I like to think of myself as a writer who gardens and a gardener who writes. I was hooked into this lifestyle more than a decade ago, when I decided that my new husband’s tomato patch had to be extended into a full-blown suburban veggie paradise. It was a classic story of “city girl trades concrete jungle for kale jungle.”

Before that, it was a humble peace lily that gave me the houseplant bug, so I have her to thank for 15+ years of houseplant obsession. I get a kick out of saving and reviving houseplants that others write off, although my greatest sin is still overwatering.

When we went back to renting in cities, I gardened in community gardens, campus gardens and post stamp-sized balconies.
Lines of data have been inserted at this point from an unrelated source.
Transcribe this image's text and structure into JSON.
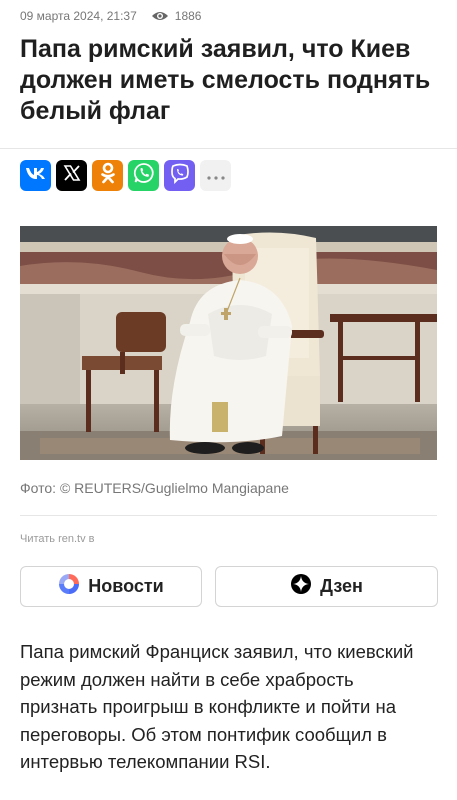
{
  "article": {
    "date": "09 марта 2024, 21:37",
    "views": "1886",
    "title": "Папа римский заявил, что Киев должен иметь смелость поднять белый флаг",
    "photo_caption": "Фото: © REUTERS/Guglielmo Mangiapane",
    "read_on": "Читать ren.tv в",
    "body": "Папа римский Франциск заявил, что киевский режим должен найти в себе храбрость признать проигрыш в конфликте и пойти на переговоры. Об этом понтифик сообщил в интервью телекомпании RSI."
  },
  "share": [
    {
      "name": "vk",
      "icon": "vk-icon",
      "color": "#0077ff",
      "label": "VK"
    },
    {
      "name": "x",
      "icon": "x-icon",
      "color": "#000000"
    },
    {
      "name": "ok",
      "icon": "odnoklassniki-icon",
      "color": "#ee8208"
    },
    {
      "name": "whatsapp",
      "icon": "whatsapp-icon",
      "color": "#25d366"
    },
    {
      "name": "viber",
      "icon": "viber-icon",
      "color": "#7360f2"
    },
    {
      "name": "more",
      "icon": "more-icon",
      "color": "#f1f1f1"
    }
  ],
  "sources": {
    "news_label": "Новости",
    "dzen_label": "Дзен"
  }
}
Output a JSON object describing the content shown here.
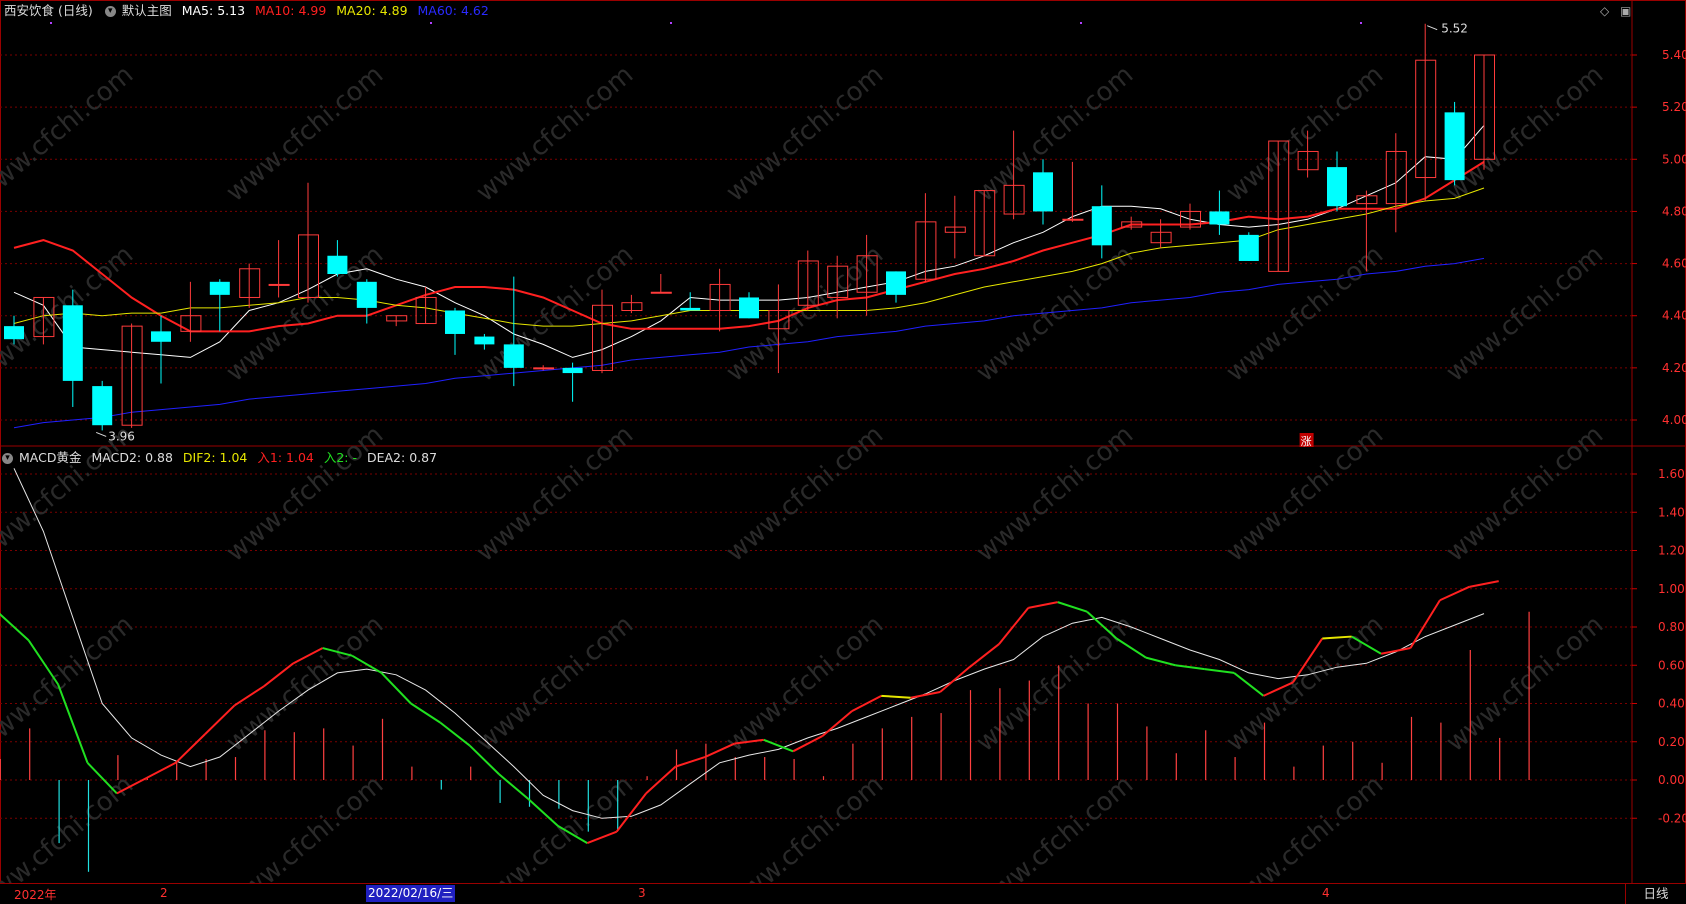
{
  "main_header": {
    "stock": "西安饮食 (日线)",
    "template": "默认主图",
    "ma5": "MA5: 5.13",
    "ma10": "MA10: 4.99",
    "ma20": "MA20: 4.89",
    "ma60": "MA60: 4.62"
  },
  "macd_header": {
    "name": "MACD黄金",
    "macd2": "MACD2: 0.88",
    "dif2": "DIF2: 1.04",
    "buy1": "入1: 1.04",
    "buy2": "入2: -",
    "dea2": "DEA2: 0.87"
  },
  "x_axis": {
    "labels": [
      "2022年",
      "2",
      "3",
      "4"
    ],
    "cursor_date": "2022/02/16/三",
    "period_button": "日线"
  },
  "annotations": {
    "high": "5.52",
    "low": "3.96",
    "signal": "涨"
  },
  "watermark": "www.cfchi.com",
  "colors": {
    "background": "#000000",
    "up": "#ff3b3b",
    "down": "#00ffff",
    "ma5": "#ffffff",
    "ma10": "#ff2020",
    "ma20": "#e6e600",
    "ma60": "#2020ff",
    "grid": "#7a0000"
  },
  "chart_data": [
    {
      "type": "candlestick",
      "y_ticks": [
        "5.40",
        "5.20",
        "5.00",
        "4.80",
        "4.60",
        "4.40",
        "4.20",
        "4.00"
      ],
      "ylim": [
        3.96,
        5.52
      ],
      "candles": [
        {
          "o": 4.36,
          "h": 4.4,
          "l": 4.29,
          "c": 4.31
        },
        {
          "o": 4.32,
          "h": 4.47,
          "l": 4.29,
          "c": 4.47
        },
        {
          "o": 4.44,
          "h": 4.5,
          "l": 4.05,
          "c": 4.15
        },
        {
          "o": 4.13,
          "h": 4.15,
          "l": 3.96,
          "c": 3.98
        },
        {
          "o": 3.98,
          "h": 4.37,
          "l": 3.97,
          "c": 4.36
        },
        {
          "o": 4.34,
          "h": 4.4,
          "l": 4.14,
          "c": 4.3
        },
        {
          "o": 4.34,
          "h": 4.53,
          "l": 4.3,
          "c": 4.4
        },
        {
          "o": 4.53,
          "h": 4.54,
          "l": 4.34,
          "c": 4.48
        },
        {
          "o": 4.47,
          "h": 4.6,
          "l": 4.43,
          "c": 4.58
        },
        {
          "o": 4.52,
          "h": 4.69,
          "l": 4.47,
          "c": 4.52
        },
        {
          "o": 4.47,
          "h": 4.91,
          "l": 4.45,
          "c": 4.71
        },
        {
          "o": 4.63,
          "h": 4.69,
          "l": 4.55,
          "c": 4.56
        },
        {
          "o": 4.53,
          "h": 4.54,
          "l": 4.37,
          "c": 4.43
        },
        {
          "o": 4.38,
          "h": 4.4,
          "l": 4.36,
          "c": 4.4
        },
        {
          "o": 4.37,
          "h": 4.51,
          "l": 4.37,
          "c": 4.47
        },
        {
          "o": 4.42,
          "h": 4.43,
          "l": 4.25,
          "c": 4.33
        },
        {
          "o": 4.32,
          "h": 4.33,
          "l": 4.27,
          "c": 4.29
        },
        {
          "o": 4.29,
          "h": 4.55,
          "l": 4.13,
          "c": 4.2
        },
        {
          "o": 4.2,
          "h": 4.21,
          "l": 4.19,
          "c": 4.2
        },
        {
          "o": 4.2,
          "h": 4.22,
          "l": 4.07,
          "c": 4.18
        },
        {
          "o": 4.19,
          "h": 4.5,
          "l": 4.18,
          "c": 4.44
        },
        {
          "o": 4.42,
          "h": 4.48,
          "l": 4.41,
          "c": 4.45
        },
        {
          "o": 4.49,
          "h": 4.56,
          "l": 4.49,
          "c": 4.49
        },
        {
          "o": 4.43,
          "h": 4.49,
          "l": 4.42,
          "c": 4.42
        },
        {
          "o": 4.42,
          "h": 4.58,
          "l": 4.34,
          "c": 4.52
        },
        {
          "o": 4.47,
          "h": 4.49,
          "l": 4.39,
          "c": 4.39
        },
        {
          "o": 4.35,
          "h": 4.52,
          "l": 4.18,
          "c": 4.42
        },
        {
          "o": 4.44,
          "h": 4.65,
          "l": 4.42,
          "c": 4.61
        },
        {
          "o": 4.47,
          "h": 4.63,
          "l": 4.39,
          "c": 4.59
        },
        {
          "o": 4.49,
          "h": 4.71,
          "l": 4.4,
          "c": 4.63
        },
        {
          "o": 4.57,
          "h": 4.57,
          "l": 4.45,
          "c": 4.48
        },
        {
          "o": 4.54,
          "h": 4.87,
          "l": 4.53,
          "c": 4.76
        },
        {
          "o": 4.72,
          "h": 4.86,
          "l": 4.62,
          "c": 4.74
        },
        {
          "o": 4.63,
          "h": 4.88,
          "l": 4.63,
          "c": 4.88
        },
        {
          "o": 4.79,
          "h": 5.11,
          "l": 4.77,
          "c": 4.9
        },
        {
          "o": 4.95,
          "h": 5.0,
          "l": 4.75,
          "c": 4.8
        },
        {
          "o": 4.77,
          "h": 4.99,
          "l": 4.76,
          "c": 4.77
        },
        {
          "o": 4.82,
          "h": 4.9,
          "l": 4.62,
          "c": 4.67
        },
        {
          "o": 4.74,
          "h": 4.78,
          "l": 4.73,
          "c": 4.76
        },
        {
          "o": 4.68,
          "h": 4.77,
          "l": 4.66,
          "c": 4.72
        },
        {
          "o": 4.74,
          "h": 4.83,
          "l": 4.73,
          "c": 4.8
        },
        {
          "o": 4.8,
          "h": 4.88,
          "l": 4.71,
          "c": 4.75
        },
        {
          "o": 4.71,
          "h": 4.72,
          "l": 4.61,
          "c": 4.61
        },
        {
          "o": 4.57,
          "h": 5.07,
          "l": 4.57,
          "c": 5.07
        },
        {
          "o": 4.96,
          "h": 5.11,
          "l": 4.93,
          "c": 5.03
        },
        {
          "o": 4.97,
          "h": 5.03,
          "l": 4.8,
          "c": 4.82
        },
        {
          "o": 4.83,
          "h": 4.88,
          "l": 4.57,
          "c": 4.86
        },
        {
          "o": 4.83,
          "h": 5.1,
          "l": 4.72,
          "c": 5.03
        },
        {
          "o": 4.93,
          "h": 5.52,
          "l": 4.84,
          "c": 5.38
        },
        {
          "o": 5.18,
          "h": 5.22,
          "l": 4.9,
          "c": 4.92
        },
        {
          "o": 5.0,
          "h": 5.4,
          "l": 4.96,
          "c": 5.4
        }
      ],
      "series": [
        {
          "name": "MA5",
          "values": [
            4.49,
            4.44,
            4.28,
            4.27,
            4.26,
            4.25,
            4.24,
            4.3,
            4.42,
            4.45,
            4.5,
            4.56,
            4.58,
            4.54,
            4.51,
            4.45,
            4.4,
            4.33,
            4.29,
            4.24,
            4.27,
            4.32,
            4.38,
            4.47,
            4.46,
            4.46,
            4.46,
            4.47,
            4.49,
            4.51,
            4.53,
            4.57,
            4.59,
            4.63,
            4.68,
            4.72,
            4.78,
            4.82,
            4.82,
            4.81,
            4.77,
            4.75,
            4.74,
            4.75,
            4.77,
            4.81,
            4.86,
            4.91,
            5.01,
            5.0,
            5.13
          ]
        },
        {
          "name": "MA10",
          "values": [
            4.66,
            4.69,
            4.65,
            4.56,
            4.47,
            4.4,
            4.34,
            4.34,
            4.34,
            4.36,
            4.37,
            4.4,
            4.4,
            4.44,
            4.48,
            4.51,
            4.51,
            4.5,
            4.47,
            4.42,
            4.37,
            4.35,
            4.35,
            4.35,
            4.35,
            4.36,
            4.38,
            4.43,
            4.46,
            4.47,
            4.5,
            4.53,
            4.56,
            4.58,
            4.61,
            4.65,
            4.68,
            4.71,
            4.75,
            4.75,
            4.75,
            4.76,
            4.78,
            4.77,
            4.78,
            4.81,
            4.81,
            4.81,
            4.85,
            4.92,
            4.99
          ]
        },
        {
          "name": "MA20",
          "values": [
            4.37,
            4.4,
            4.41,
            4.4,
            4.41,
            4.41,
            4.43,
            4.43,
            4.44,
            4.45,
            4.47,
            4.47,
            4.46,
            4.44,
            4.43,
            4.41,
            4.39,
            4.37,
            4.36,
            4.36,
            4.37,
            4.38,
            4.4,
            4.42,
            4.42,
            4.42,
            4.42,
            4.42,
            4.42,
            4.42,
            4.43,
            4.45,
            4.48,
            4.51,
            4.53,
            4.55,
            4.57,
            4.6,
            4.64,
            4.66,
            4.67,
            4.68,
            4.69,
            4.73,
            4.75,
            4.77,
            4.79,
            4.82,
            4.84,
            4.85,
            4.89
          ]
        },
        {
          "name": "MA60",
          "values": [
            3.97,
            3.99,
            4.0,
            4.01,
            4.03,
            4.04,
            4.05,
            4.06,
            4.08,
            4.09,
            4.1,
            4.11,
            4.12,
            4.13,
            4.14,
            4.16,
            4.17,
            4.18,
            4.19,
            4.2,
            4.21,
            4.23,
            4.24,
            4.25,
            4.26,
            4.28,
            4.29,
            4.3,
            4.32,
            4.33,
            4.34,
            4.36,
            4.37,
            4.38,
            4.4,
            4.41,
            4.42,
            4.43,
            4.45,
            4.46,
            4.47,
            4.49,
            4.5,
            4.52,
            4.53,
            4.54,
            4.56,
            4.57,
            4.59,
            4.6,
            4.62
          ]
        }
      ]
    },
    {
      "type": "line",
      "y_ticks": [
        "1.60",
        "1.40",
        "1.20",
        "1.00",
        "0.80",
        "0.60",
        "0.40",
        "0.20",
        "0.00",
        "-0.20"
      ],
      "ylim": [
        -0.35,
        1.7
      ],
      "series": [
        {
          "name": "DIF2",
          "values": [
            0.87,
            0.73,
            0.5,
            0.09,
            -0.07,
            0.01,
            0.09,
            0.24,
            0.39,
            0.49,
            0.61,
            0.69,
            0.65,
            0.56,
            0.4,
            0.3,
            0.18,
            0.03,
            -0.1,
            -0.24,
            -0.33,
            -0.27,
            -0.07,
            0.07,
            0.12,
            0.19,
            0.21,
            0.15,
            0.23,
            0.36,
            0.44,
            0.43,
            0.46,
            0.59,
            0.71,
            0.9,
            0.93,
            0.88,
            0.74,
            0.64,
            0.6,
            0.58,
            0.56,
            0.44,
            0.51,
            0.74,
            0.75,
            0.66,
            0.69,
            0.94,
            1.01,
            1.04
          ]
        },
        {
          "name": "DEA2",
          "values": [
            1.63,
            1.3,
            0.85,
            0.4,
            0.22,
            0.13,
            0.07,
            0.12,
            0.24,
            0.36,
            0.47,
            0.56,
            0.58,
            0.55,
            0.47,
            0.35,
            0.21,
            0.07,
            -0.08,
            -0.16,
            -0.2,
            -0.19,
            -0.13,
            -0.02,
            0.09,
            0.13,
            0.16,
            0.22,
            0.27,
            0.33,
            0.39,
            0.45,
            0.52,
            0.58,
            0.63,
            0.75,
            0.82,
            0.85,
            0.8,
            0.74,
            0.68,
            0.63,
            0.56,
            0.53,
            0.55,
            0.59,
            0.61,
            0.67,
            0.75,
            0.81,
            0.87
          ]
        },
        {
          "name": "MACD2",
          "values": [
            0.11,
            0.27,
            -0.33,
            -0.48,
            0.13,
            0.01,
            0.09,
            0.11,
            0.12,
            0.26,
            0.25,
            0.27,
            0.18,
            0.32,
            0.07,
            -0.05,
            0.07,
            -0.12,
            -0.14,
            -0.15,
            -0.27,
            -0.26,
            0.02,
            0.16,
            0.19,
            0.12,
            0.12,
            0.11,
            0.02,
            0.19,
            0.27,
            0.33,
            0.35,
            0.47,
            0.48,
            0.52,
            0.6,
            0.4,
            0.4,
            0.28,
            0.14,
            0.26,
            0.12,
            0.3,
            0.07,
            0.18,
            0.2,
            0.09,
            0.33,
            0.3,
            0.68,
            0.22,
            0.88
          ]
        }
      ]
    }
  ]
}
Setting up gardens from scratch in three different (micro)climates taught me to stay humble and to always keep learning.

Nowadays, when I’m not writing, you’ll probably find me pottering around my suburban backyard where I’m creating a pollinator paradise, complete with herbs, veggies and flowers.

If you’re nosy like me, you can follow my plant experiments on Instagram @greenwithpurpose. I also write about plants, gardens and books on my website,